Break IT with Kodak

Freedom to innovate should not cost a billion dollars

Kodak's victory over Sun is wrong on so many levels, it's hard to know where to begin. Has Sun done a billion dollars worth of damage to Kodak's business by releasing Java? If it has, has Kodak got the right to that money because of a clutch of very broadly worded patents it picked up from a dying data processing company a few years ago? And if that's true, does this mean Kodak can claim damages from Microsoft, Intel and IBM – all of whom are just as liable, if Kodak's reading of its patents is correct? Or will the big guys cross-licence, agreeing not to sue each other but to turn on anyone not in the gang?

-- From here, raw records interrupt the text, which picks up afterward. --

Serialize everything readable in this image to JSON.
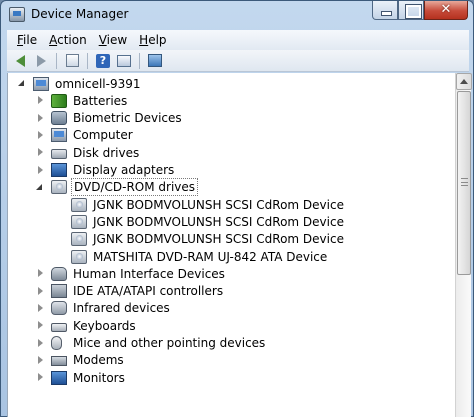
{
  "window": {
    "title": "Device Manager",
    "close_glyph": "✕"
  },
  "menu": [
    {
      "label": "File",
      "accel": "F",
      "rest": "ile"
    },
    {
      "label": "Action",
      "accel": "A",
      "rest": "ction"
    },
    {
      "label": "View",
      "accel": "V",
      "rest": "iew"
    },
    {
      "label": "Help",
      "accel": "H",
      "rest": "elp"
    }
  ],
  "toolbar": {
    "help_glyph": "?"
  },
  "tree": {
    "root": {
      "label": "omnicell-9391",
      "icon": "computer-icon",
      "state": "expanded"
    },
    "nodes": [
      {
        "label": "Batteries",
        "icon": "battery-icon",
        "state": "collapsed",
        "level": 1
      },
      {
        "label": "Biometric Devices",
        "icon": "fingerprint-icon",
        "state": "collapsed",
        "level": 1
      },
      {
        "label": "Computer",
        "icon": "computer-icon",
        "state": "collapsed",
        "level": 1
      },
      {
        "label": "Disk drives",
        "icon": "disk-drive-icon",
        "state": "collapsed",
        "level": 1
      },
      {
        "label": "Display adapters",
        "icon": "display-adapter-icon",
        "state": "collapsed",
        "level": 1
      },
      {
        "label": "DVD/CD-ROM drives",
        "icon": "dvd-drive-icon",
        "state": "expanded",
        "level": 1,
        "selected": true
      },
      {
        "label": "JGNK BODMVOLUNSH SCSI CdRom Device",
        "icon": "dvd-drive-icon",
        "state": "none",
        "level": 2
      },
      {
        "label": "JGNK BODMVOLUNSH SCSI CdRom Device",
        "icon": "dvd-drive-icon",
        "state": "none",
        "level": 2
      },
      {
        "label": "JGNK BODMVOLUNSH SCSI CdRom Device",
        "icon": "dvd-drive-icon",
        "state": "none",
        "level": 2
      },
      {
        "label": "MATSHITA DVD-RAM UJ-842 ATA Device",
        "icon": "dvd-drive-icon",
        "state": "none",
        "level": 2
      },
      {
        "label": "Human Interface Devices",
        "icon": "hid-icon",
        "state": "collapsed",
        "level": 1
      },
      {
        "label": "IDE ATA/ATAPI controllers",
        "icon": "ide-controller-icon",
        "state": "collapsed",
        "level": 1
      },
      {
        "label": "Infrared devices",
        "icon": "infrared-icon",
        "state": "collapsed",
        "level": 1
      },
      {
        "label": "Keyboards",
        "icon": "keyboard-icon",
        "state": "collapsed",
        "level": 1
      },
      {
        "label": "Mice and other pointing devices",
        "icon": "mouse-icon",
        "state": "collapsed",
        "level": 1
      },
      {
        "label": "Modems",
        "icon": "modem-icon",
        "state": "collapsed",
        "level": 1
      },
      {
        "label": "Monitors",
        "icon": "monitor-icon",
        "state": "collapsed",
        "level": 1
      }
    ]
  }
}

There is a huge irony here. Microsoft is at the forefront of companies who have claimed that free software is dangerous to the industry because it distorts intellectual property and IP is essential to the innovation on which everything ultimately depends.

Because IP is utterly intangible, it exists only through legal definition – and thus patent law is one of the massive pillars upon which such companies base their arguments. Yet cases like Kodak vs Sun do not say "innovate and be safe": they say "innovate and prepare to be eviscerated by lawyers".

If you have a bright idea for new software, will you dare to publish knowing there are thousands of patents waiting like man-traps out there? Will you spend years building a business, if Happi-Snappi Ltd can take you to court and claim it all as their own?

We have been here before. In the first half of the 20th century, IT was radio and television. The brightest and best of inventors worked hard at building a new world, one of great riches both metaphorical and tangible. One of the very finest was Major Edwin Armstrong, undisputed creator of FM and the superhet – two of the most important ideas in radio of the last 75 years, and still at the heart of wireless today. Yet his ideas were so powerful that they threatened the established players such as RCA.

The weapons used by RCA and its friends were patents, cross-licensing deals and government lobbying. Anyone who was anyone in the industry had to join the club or be sued into oblivion. Endless legal cases drained Armstrong's funds and spirit: where he had patent protection, he found his frequencies taken away by federal agencies -- his market removed overnight by fiat. Quarter of a decade after patenting FM, he put on his coat, hat and gloves and walked out of his apartment window, thirteen floors above the street, to his death.

Thus is innovation rewarded by those whom it threatens. Remember this, when powerful people tell you about freedom to innovate.

Remember Major Armstrong.